▸ **Description of the task**
Look through the lines below; wherever the word "Conformance" appears, copy that line.
::::::::
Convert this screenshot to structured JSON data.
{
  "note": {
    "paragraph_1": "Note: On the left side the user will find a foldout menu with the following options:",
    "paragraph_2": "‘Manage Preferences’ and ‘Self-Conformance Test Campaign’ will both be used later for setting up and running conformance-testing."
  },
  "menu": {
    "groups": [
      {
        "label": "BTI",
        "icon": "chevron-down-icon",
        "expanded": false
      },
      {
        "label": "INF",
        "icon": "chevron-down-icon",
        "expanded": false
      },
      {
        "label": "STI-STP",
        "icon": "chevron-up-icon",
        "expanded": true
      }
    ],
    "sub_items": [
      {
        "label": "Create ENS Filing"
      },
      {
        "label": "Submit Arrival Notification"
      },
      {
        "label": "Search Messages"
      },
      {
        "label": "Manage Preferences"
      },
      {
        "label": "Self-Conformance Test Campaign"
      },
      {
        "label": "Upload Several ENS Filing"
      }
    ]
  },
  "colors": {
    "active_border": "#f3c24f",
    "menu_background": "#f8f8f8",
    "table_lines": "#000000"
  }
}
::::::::
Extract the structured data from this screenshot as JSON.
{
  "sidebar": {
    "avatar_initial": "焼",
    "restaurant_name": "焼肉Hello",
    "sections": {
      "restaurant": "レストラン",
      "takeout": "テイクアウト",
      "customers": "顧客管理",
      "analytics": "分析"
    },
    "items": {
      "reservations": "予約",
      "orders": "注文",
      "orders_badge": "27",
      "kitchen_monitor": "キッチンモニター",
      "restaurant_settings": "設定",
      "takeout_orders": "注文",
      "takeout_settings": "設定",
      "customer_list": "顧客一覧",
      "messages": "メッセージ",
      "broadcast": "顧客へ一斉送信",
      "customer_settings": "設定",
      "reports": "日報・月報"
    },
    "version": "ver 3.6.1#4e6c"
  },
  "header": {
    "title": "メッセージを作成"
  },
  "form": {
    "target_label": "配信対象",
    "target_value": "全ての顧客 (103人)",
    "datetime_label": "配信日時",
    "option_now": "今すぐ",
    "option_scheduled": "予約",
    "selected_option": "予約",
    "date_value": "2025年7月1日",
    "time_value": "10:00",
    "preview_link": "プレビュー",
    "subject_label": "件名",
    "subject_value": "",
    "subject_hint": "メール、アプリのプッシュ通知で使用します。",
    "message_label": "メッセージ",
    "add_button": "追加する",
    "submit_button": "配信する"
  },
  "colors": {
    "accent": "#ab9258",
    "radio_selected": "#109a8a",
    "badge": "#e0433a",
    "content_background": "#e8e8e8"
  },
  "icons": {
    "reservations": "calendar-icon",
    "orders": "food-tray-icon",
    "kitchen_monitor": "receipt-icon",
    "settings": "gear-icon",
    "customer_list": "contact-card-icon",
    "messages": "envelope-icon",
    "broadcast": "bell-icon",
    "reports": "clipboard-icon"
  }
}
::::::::
▸ **Output**
    "paragraph_2": "‘Manage Preferences’ and ‘Self-Conformance Test Campaign’ will both be used later for setting up and running conformance-testing."
        "label": "Self-Conformance Test Campaign"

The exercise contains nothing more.